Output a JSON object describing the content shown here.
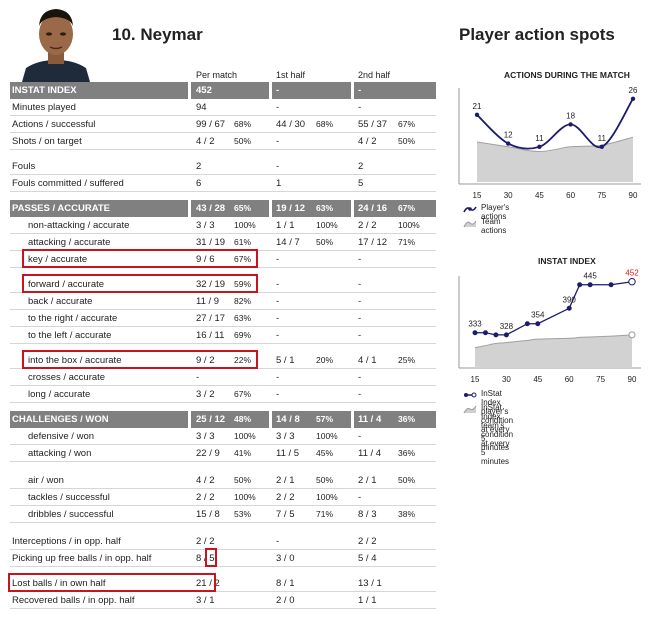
{
  "header": {
    "player_title": "10.  Neymar",
    "spots_title": "Player action spots"
  },
  "columns": {
    "per_match": "Per match",
    "first_half": "1st half",
    "second_half": "2nd half"
  },
  "rows": [
    {
      "type": "header",
      "label": "INSTAT INDEX",
      "pm": "452",
      "pmp": "",
      "h1": "-",
      "h1p": "",
      "h2": "-",
      "h2p": ""
    },
    {
      "type": "row",
      "label": "Minutes played",
      "pm": "94",
      "pmp": "",
      "h1": "-",
      "h1p": "",
      "h2": "-",
      "h2p": ""
    },
    {
      "type": "row",
      "label": "Actions / successful",
      "pm": "99 / 67",
      "pmp": "68%",
      "h1": "44 / 30",
      "h1p": "68%",
      "h2": "55 / 37",
      "h2p": "67%"
    },
    {
      "type": "row",
      "label": "Shots / on target",
      "pm": "4 / 2",
      "pmp": "50%",
      "h1": "-",
      "h1p": "",
      "h2": "4 / 2",
      "h2p": "50%"
    },
    {
      "type": "space"
    },
    {
      "type": "row",
      "label": "Fouls",
      "pm": "2",
      "pmp": "",
      "h1": "-",
      "h1p": "",
      "h2": "2",
      "h2p": ""
    },
    {
      "type": "row",
      "label": "Fouls committed / suffered",
      "pm": "6",
      "pmp": "",
      "h1": "1",
      "h1p": "",
      "h2": "5",
      "h2p": ""
    },
    {
      "type": "space"
    },
    {
      "type": "header",
      "label": "PASSES / ACCURATE",
      "pm": "43 / 28",
      "pmp": "65%",
      "h1": "19 / 12",
      "h1p": "63%",
      "h2": "24 / 16",
      "h2p": "67%"
    },
    {
      "type": "row",
      "indent": true,
      "label": "non-attacking / accurate",
      "pm": "3 / 3",
      "pmp": "100%",
      "h1": "1 / 1",
      "h1p": "100%",
      "h2": "2 / 2",
      "h2p": "100%"
    },
    {
      "type": "row",
      "indent": true,
      "label": "attacking / accurate",
      "pm": "31 / 19",
      "pmp": "61%",
      "h1": "14 / 7",
      "h1p": "50%",
      "h2": "17 / 12",
      "h2p": "71%"
    },
    {
      "type": "row",
      "indent": true,
      "label": "key / accurate",
      "pm": "9 / 6",
      "pmp": "67%",
      "h1": "-",
      "h1p": "",
      "h2": "-",
      "h2p": "",
      "box": true
    },
    {
      "type": "space"
    },
    {
      "type": "row",
      "indent": true,
      "label": "forward / accurate",
      "pm": "32 / 19",
      "pmp": "59%",
      "h1": "-",
      "h1p": "",
      "h2": "-",
      "h2p": "",
      "box": true
    },
    {
      "type": "row",
      "indent": true,
      "label": "back / accurate",
      "pm": "11 / 9",
      "pmp": "82%",
      "h1": "-",
      "h1p": "",
      "h2": "-",
      "h2p": ""
    },
    {
      "type": "row",
      "indent": true,
      "label": "to the right / accurate",
      "pm": "27 / 17",
      "pmp": "63%",
      "h1": "-",
      "h1p": "",
      "h2": "-",
      "h2p": ""
    },
    {
      "type": "row",
      "indent": true,
      "label": "to the left / accurate",
      "pm": "16 / 11",
      "pmp": "69%",
      "h1": "-",
      "h1p": "",
      "h2": "-",
      "h2p": ""
    },
    {
      "type": "space"
    },
    {
      "type": "row",
      "indent": true,
      "label": "into the box / accurate",
      "pm": "9 / 2",
      "pmp": "22%",
      "h1": "5 / 1",
      "h1p": "20%",
      "h2": "4 / 1",
      "h2p": "25%",
      "box": true
    },
    {
      "type": "row",
      "indent": true,
      "label": "crosses / accurate",
      "pm": "-",
      "pmp": "",
      "h1": "-",
      "h1p": "",
      "h2": "-",
      "h2p": ""
    },
    {
      "type": "row",
      "indent": true,
      "label": "long / accurate",
      "pm": "3 / 2",
      "pmp": "67%",
      "h1": "-",
      "h1p": "",
      "h2": "-",
      "h2p": ""
    },
    {
      "type": "space"
    },
    {
      "type": "header",
      "label": "CHALLENGES / WON",
      "pm": "25 / 12",
      "pmp": "48%",
      "h1": "14 / 8",
      "h1p": "57%",
      "h2": "11 / 4",
      "h2p": "36%"
    },
    {
      "type": "row",
      "indent": true,
      "label": "defensive / won",
      "pm": "3 / 3",
      "pmp": "100%",
      "h1": "3 / 3",
      "h1p": "100%",
      "h2": "-",
      "h2p": ""
    },
    {
      "type": "row",
      "indent": true,
      "label": "attacking / won",
      "pm": "22 / 9",
      "pmp": "41%",
      "h1": "11 / 5",
      "h1p": "45%",
      "h2": "11 / 4",
      "h2p": "36%"
    },
    {
      "type": "space2"
    },
    {
      "type": "row",
      "indent": true,
      "label": "air / won",
      "pm": "4 / 2",
      "pmp": "50%",
      "h1": "2 / 1",
      "h1p": "50%",
      "h2": "2 / 1",
      "h2p": "50%"
    },
    {
      "type": "row",
      "indent": true,
      "label": "tackles / successful",
      "pm": "2 / 2",
      "pmp": "100%",
      "h1": "2 / 2",
      "h1p": "100%",
      "h2": "-",
      "h2p": ""
    },
    {
      "type": "row",
      "indent": true,
      "label": "dribbles / successful",
      "pm": "15 / 8",
      "pmp": "53%",
      "h1": "7 / 5",
      "h1p": "71%",
      "h2": "8 / 3",
      "h2p": "38%"
    },
    {
      "type": "space2"
    },
    {
      "type": "row",
      "label": "Interceptions / in opp. half",
      "pm": "2 / 2",
      "pmp": "",
      "h1": "-",
      "h1p": "",
      "h2": "2 / 2",
      "h2p": ""
    },
    {
      "type": "row",
      "label": "Picking up free balls / in opp. half",
      "pm": "8 / 5",
      "pmp": "",
      "h1": "3 / 0",
      "h1p": "",
      "h2": "5 / 4",
      "h2p": "",
      "pmbox": true
    },
    {
      "type": "space"
    },
    {
      "type": "row",
      "label": "Lost balls / in own half",
      "pm": "21 / 2",
      "pmp": "",
      "h1": "8 / 1",
      "h1p": "",
      "h2": "13 / 1",
      "h2p": "",
      "box": true
    },
    {
      "type": "row",
      "label": "Recovered balls / in opp. half",
      "pm": "3 / 1",
      "pmp": "",
      "h1": "2 / 0",
      "h1p": "",
      "h2": "1 / 1",
      "h2p": ""
    }
  ],
  "chart_data": [
    {
      "type": "line",
      "title": "ACTIONS DURING THE MATCH",
      "x": [
        15,
        30,
        45,
        60,
        75,
        90
      ],
      "series": [
        {
          "name": "Player's actions",
          "values": [
            21,
            12,
            11,
            18,
            11,
            26
          ],
          "color": "#1c1c6e"
        },
        {
          "name": "Team actions",
          "values": [
            12.5,
            11,
            9.5,
            11,
            11.5,
            14
          ],
          "color": "#c8c8c8"
        }
      ],
      "ylim": [
        0,
        30
      ]
    },
    {
      "type": "line",
      "title": "INSTAT INDEX",
      "x": [
        15,
        30,
        45,
        60,
        75,
        90
      ],
      "series": [
        {
          "name": "InStat Index player's condition at every 5 minutes",
          "values": [
            333,
            333,
            328,
            328,
            354,
            354,
            390,
            445,
            445,
            445,
            452
          ],
          "x_points": [
            15,
            20,
            25,
            30,
            40,
            45,
            60,
            65,
            70,
            80,
            90
          ],
          "color": "#1c1c6e",
          "labels": [
            [
              "333",
              15
            ],
            [
              "328",
              30
            ],
            [
              "354",
              45
            ],
            [
              "390",
              60
            ],
            [
              "445",
              70
            ],
            [
              "452",
              90
            ]
          ]
        },
        {
          "name": "InStat Index team's condition at every 5 minutes",
          "values": [
            298,
            303,
            308,
            310,
            315,
            318,
            320,
            322,
            323,
            325,
            328
          ],
          "x_points": [
            15,
            20,
            25,
            30,
            40,
            45,
            60,
            65,
            70,
            80,
            90
          ],
          "color": "#c8c8c8"
        }
      ],
      "last_label_color": "#d81e1e"
    }
  ]
}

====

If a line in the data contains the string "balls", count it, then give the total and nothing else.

### SOLUTION
3